Lhomme’s most renowned work was on Jean-Pierre Melville’s 1969 French Resistance epic Army of Shadows, starring Lino Ventura and Simone Signoret. Shot in monochrome color tones that channeled the somber, stifling atmosphere of Vichy France during the World War II, the film was a hit at home but wasn’t released in the U.S. until 2006, where it grossed more than $700,000 in theaters and was widely hailed as a masterpiece.

“It was only after Army of Shadows that I felt like a real cinematographer,” Lhomme told the French-Canadian newspaper Le Devoir in 2007. “Melville asked me to do things I’d never tried before. I remember when I messed up a shot that came out so dark, you couldn’t see anything. Melville said, ‘Don’t worry, we’ll put some nice music there.’”

Along with his César awards, Lhomme received a Prix Premio Gianni di Venanzo, named after the Italian cinematographer of , in 2005, and a lifetime achievement prize at the Camerimage festival in Poland in 2008. He was also crowned an Officer of the Order of Arts and Letters and a Chevalier of the Legion of Honor in France.

During a 12-hour interview that Lhomme gave with students at the French film school La Fémis in 2014, he summed up his approach to cinematography this way: “I never had a fixed or preconceived idea about cinema … One of the main skills of a good cameraman is to be able to pass from one director to another and adapt to their different worlds. What I loved above all else was working with talented people.”

Source: Pierre Lhomme, Legendary French Cinematographer, Dies at 89

Director Agnès Varda is getting ready to say goodbye

At the Berlin Film Festival where she presented her documentary “Varda by Agnès”, New Wave filmmaker Agnès Varda said she was “slowing down” and “getting ready to say goodbye”. She announced that she would no longer lecture or interview one-on-one.

“I should stop talking about myself, and here I am, I have to prepare to say goodbye, to leave,” said Agnès Varda, at a press conference. “It’s just a matter of slowing down to find the necessary peace,” added the French filmmaker, who was asked if she was saying goodbye to the film.

A movie to say goodbye

His documentary “Varda by Agnès”, is in two parts in the form of a movie lesson. Agnès Varda looks back on her career of more than 60 years. It will be broadcast on March 18th on the television channel Arte in France. She talks about his inspirations and his work, the 20 thcentury in the first pane and from the 2000s in the second period it was more focused on the documentary and visual arts.

Film image & quot; Varda by Agnes & quot;  presented at the Berlin Film Festival 2019.Image from the movie “Varda by Agnes” presented at the Berlin Film Festival 2019.

 © DR

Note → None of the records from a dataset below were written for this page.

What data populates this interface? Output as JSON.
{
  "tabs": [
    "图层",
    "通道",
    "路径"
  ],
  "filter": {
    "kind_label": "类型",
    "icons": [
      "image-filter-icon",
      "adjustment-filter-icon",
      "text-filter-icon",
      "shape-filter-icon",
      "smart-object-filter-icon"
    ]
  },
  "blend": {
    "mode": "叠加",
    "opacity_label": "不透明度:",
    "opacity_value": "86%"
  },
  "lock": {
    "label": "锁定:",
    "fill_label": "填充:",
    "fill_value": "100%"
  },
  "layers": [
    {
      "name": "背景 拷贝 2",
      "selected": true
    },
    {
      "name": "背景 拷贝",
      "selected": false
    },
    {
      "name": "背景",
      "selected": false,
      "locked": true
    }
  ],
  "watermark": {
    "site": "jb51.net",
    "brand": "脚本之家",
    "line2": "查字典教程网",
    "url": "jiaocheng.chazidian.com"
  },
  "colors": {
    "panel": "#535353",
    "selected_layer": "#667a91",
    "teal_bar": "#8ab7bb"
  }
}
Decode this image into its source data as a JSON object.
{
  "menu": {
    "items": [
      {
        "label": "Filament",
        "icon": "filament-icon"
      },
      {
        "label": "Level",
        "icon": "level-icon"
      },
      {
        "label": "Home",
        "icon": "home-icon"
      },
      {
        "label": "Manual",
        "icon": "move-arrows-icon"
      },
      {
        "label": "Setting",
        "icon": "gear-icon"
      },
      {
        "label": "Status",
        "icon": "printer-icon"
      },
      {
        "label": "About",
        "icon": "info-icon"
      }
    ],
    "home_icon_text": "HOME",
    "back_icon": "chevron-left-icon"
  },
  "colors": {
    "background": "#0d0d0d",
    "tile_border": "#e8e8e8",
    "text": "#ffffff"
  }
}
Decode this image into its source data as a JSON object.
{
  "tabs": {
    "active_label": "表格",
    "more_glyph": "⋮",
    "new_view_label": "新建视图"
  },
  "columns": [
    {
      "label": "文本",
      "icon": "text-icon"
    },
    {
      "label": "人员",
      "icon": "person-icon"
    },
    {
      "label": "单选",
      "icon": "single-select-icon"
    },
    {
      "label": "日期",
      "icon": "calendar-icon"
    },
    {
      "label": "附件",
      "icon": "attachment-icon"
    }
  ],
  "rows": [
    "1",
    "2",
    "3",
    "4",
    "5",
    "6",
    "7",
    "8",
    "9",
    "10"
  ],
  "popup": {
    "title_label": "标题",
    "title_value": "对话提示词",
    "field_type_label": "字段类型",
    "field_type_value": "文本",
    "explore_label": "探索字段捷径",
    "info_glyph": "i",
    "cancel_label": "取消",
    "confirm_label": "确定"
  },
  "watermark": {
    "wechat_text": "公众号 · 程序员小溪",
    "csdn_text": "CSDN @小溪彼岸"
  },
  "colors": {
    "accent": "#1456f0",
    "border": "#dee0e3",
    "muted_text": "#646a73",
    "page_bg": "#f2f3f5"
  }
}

“I’ve done a lot of lectures everywhere, at universities, film schools, all kinds of places, festivals, even small film clubs, and I thought I should do a movie now that’s like a conference, “she explained. This film is “a way to say goodbye, because I do not want to talk about my films anymore”, added the director, stating that “now, she would not accept to lecture anymore” or “to give interviews in head-to-head”.

“Women have conquered the field of cinema”

Agnès Varda, a pioneer woman for her time, returned to her directorial debut in 1954 with her first feature film “La Pointe courte”. “There were very few women directors,” she said. But “when I made this film, what interested me was not to say ‘I’m a female director’, it was to make a radical film,” she said. “Today, it is very important that women not only be directors, but cheffers operators, mixers, sound engineers, editors … Women have gradually conquered the field of cinema”, s’ she is congratulated.
The director of “Cléo de 5 à 7”, who led with actress Cate Blanchett a women’s march for equality at the last Cannes Film Festival, estimated however “half happy” with this operation, that she found “a little too chic cinema”. “It was beautiful women on beautiful stairs with beautiful dresses,” she said. “And it’s less effective sometimes than walking in the street or meeting.”

Source: La réalisatrice Agnès Varda se prépare “à dire au revoir”